Medical trauma, like any other trauma, impacts children and families both objectively and subjectively. Many medical events (and hospitals in general) are frightening, painful, or uncontrollable, and it's not surprising that they can trigger traumatic stress reactions. Research suggests that it's not the objective severity of the illness or injury that influences subsequent reactions rather, it's how the child or family experiences the event that determines how they will cope with it.  All healthcare providers treating children, regardless of their discipline, should be "trauma informed". This means that they should incorporate an understanding of traumatic stress and related responses into their routine encounters with children and their families. Doctors and nurses can provide trauma informed care and reduced the trauma of hospitalization in many ways, such as following the D-E-F Protocol or the suggestions outlined in a recent JAMA article:  

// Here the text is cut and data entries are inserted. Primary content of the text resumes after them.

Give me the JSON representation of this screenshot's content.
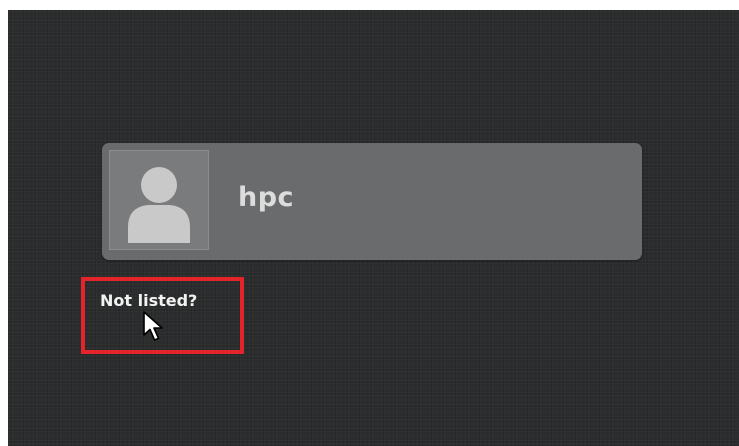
{
  "user_list": {
    "users": [
      {
        "name": "hpc",
        "avatar_icon": "user-avatar-icon"
      }
    ]
  },
  "not_listed_link": {
    "label": "Not listed?"
  },
  "annotation": {
    "highlight_color": "#e3242b"
  },
  "pointer": {
    "icon": "mouse-pointer-icon"
  }
}
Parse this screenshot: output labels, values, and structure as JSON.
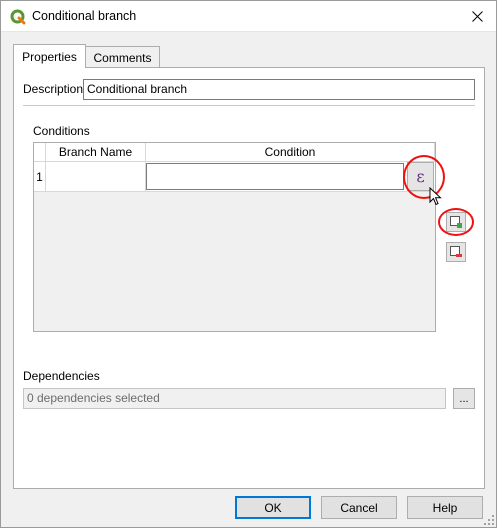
{
  "window": {
    "title": "Conditional branch",
    "app_icon": "qgis-logo-icon",
    "close_icon": "close-icon"
  },
  "tabs": [
    {
      "label": "Properties",
      "active": true
    },
    {
      "label": "Comments",
      "active": false
    }
  ],
  "properties": {
    "description_label": "Description",
    "description_value": "Conditional branch",
    "conditions_label": "Conditions",
    "table": {
      "columns": [
        "Branch Name",
        "Condition"
      ],
      "rows": [
        {
          "number": "1",
          "branch_name": "",
          "condition": ""
        }
      ]
    },
    "expression_button_glyph": "ε",
    "add_row_icon": "add-row-icon",
    "remove_row_icon": "remove-row-icon",
    "dependencies_label": "Dependencies",
    "dependencies_placeholder": "0 dependencies selected",
    "dependencies_button": "..."
  },
  "buttons": {
    "ok": "OK",
    "cancel": "Cancel",
    "help": "Help"
  },
  "colors": {
    "highlight": "#e11111",
    "expression_glyph": "#6b2f8a",
    "default_button_border": "#0078d7"
  }
}
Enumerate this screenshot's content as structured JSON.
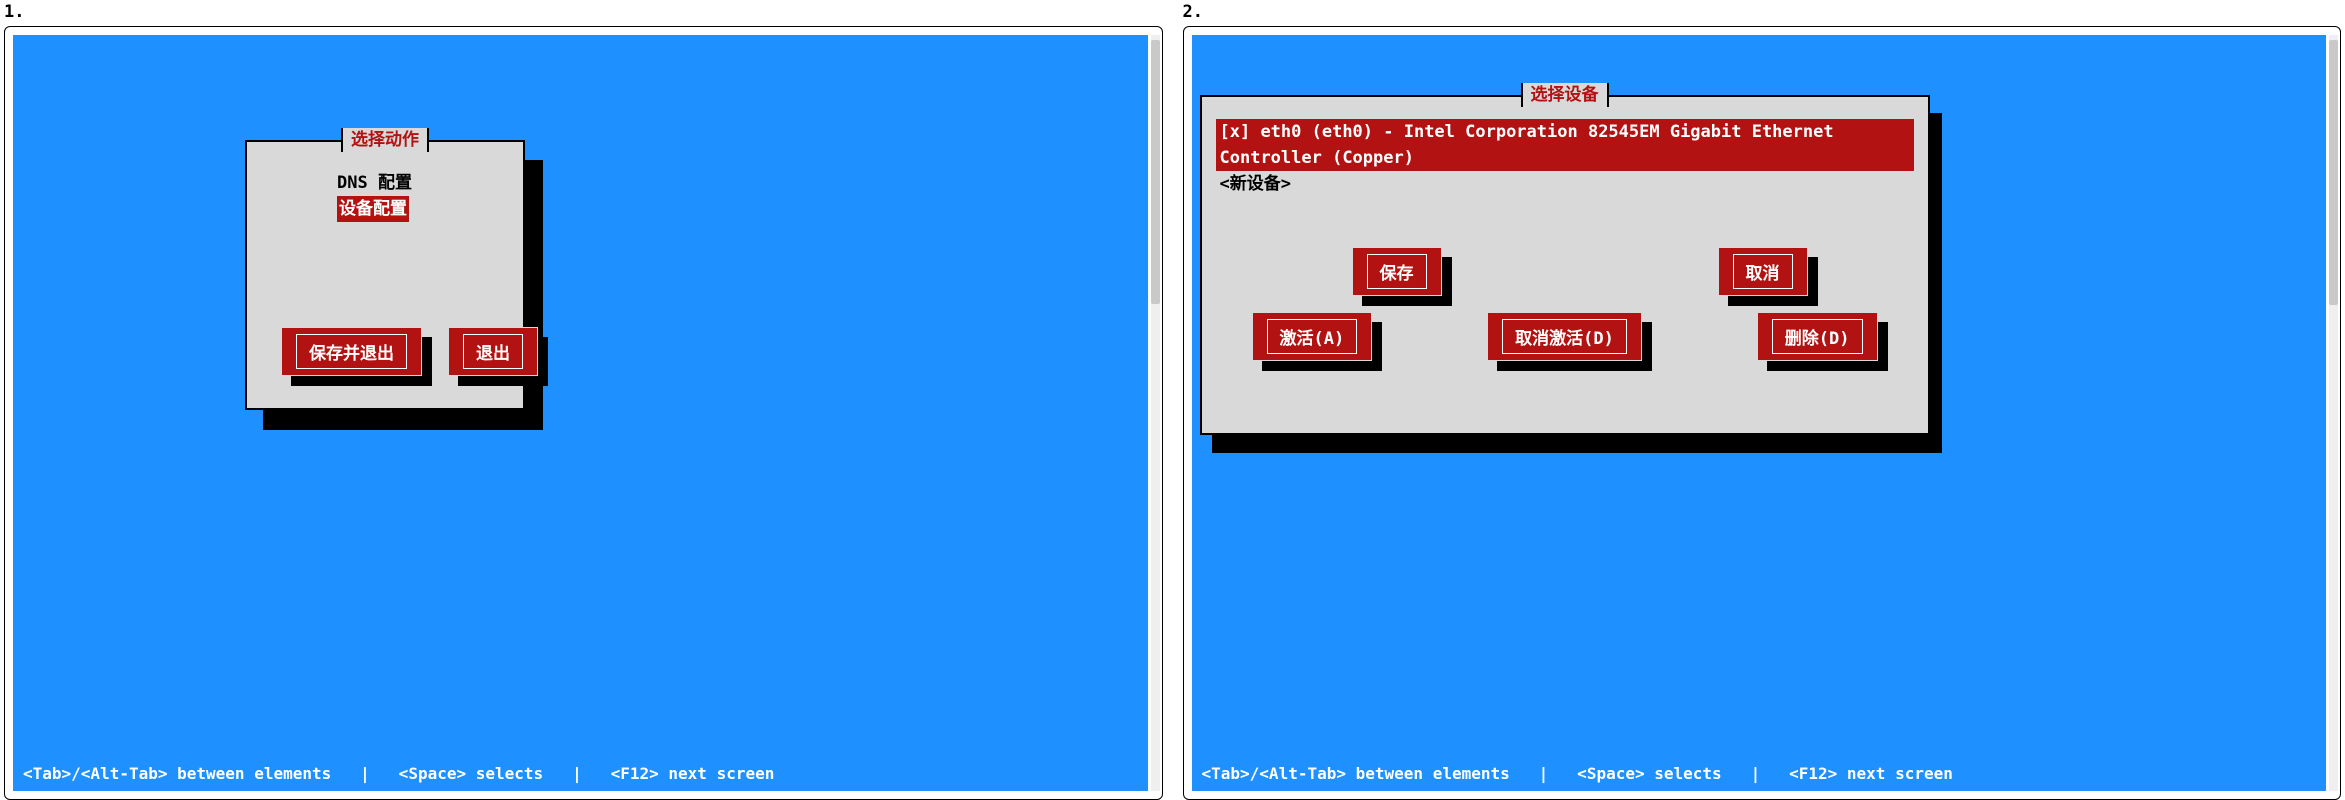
{
  "panels": [
    {
      "number": "1."
    },
    {
      "number": "2."
    }
  ],
  "panel1": {
    "dialog_title": "选择动作",
    "menu": {
      "dns": "DNS 配置",
      "device": "设备配置"
    },
    "buttons": {
      "save_exit": "保存并退出",
      "exit": "退出"
    }
  },
  "panel2": {
    "dialog_title": "选择设备",
    "devices": {
      "eth0": "[x] eth0 (eth0) - Intel Corporation 82545EM Gigabit Ethernet Controller (Copper)",
      "new": "<新设备>"
    },
    "buttons": {
      "save": "保存",
      "cancel": "取消",
      "activate": "激活(A)",
      "deactivate": "取消激活(D)",
      "delete": "删除(D)"
    }
  },
  "help_bar": "<Tab>/<Alt-Tab> between elements   |   <Space> selects   |   <F12> next screen"
}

  • Promote Personalization
  • Ensure That Patients Receive Enough Rest and Nourishment
  • Reduce Stress, Disruptions, and Surprises
  • Eliminate Unnecessary Tests and Procedures
  • Decrease Random Medication Alterations
  • Encourage Activity
  • Provide a Post Discharge Safety Net

How do you help reduce the trauma of hospitalization and help your patients cope?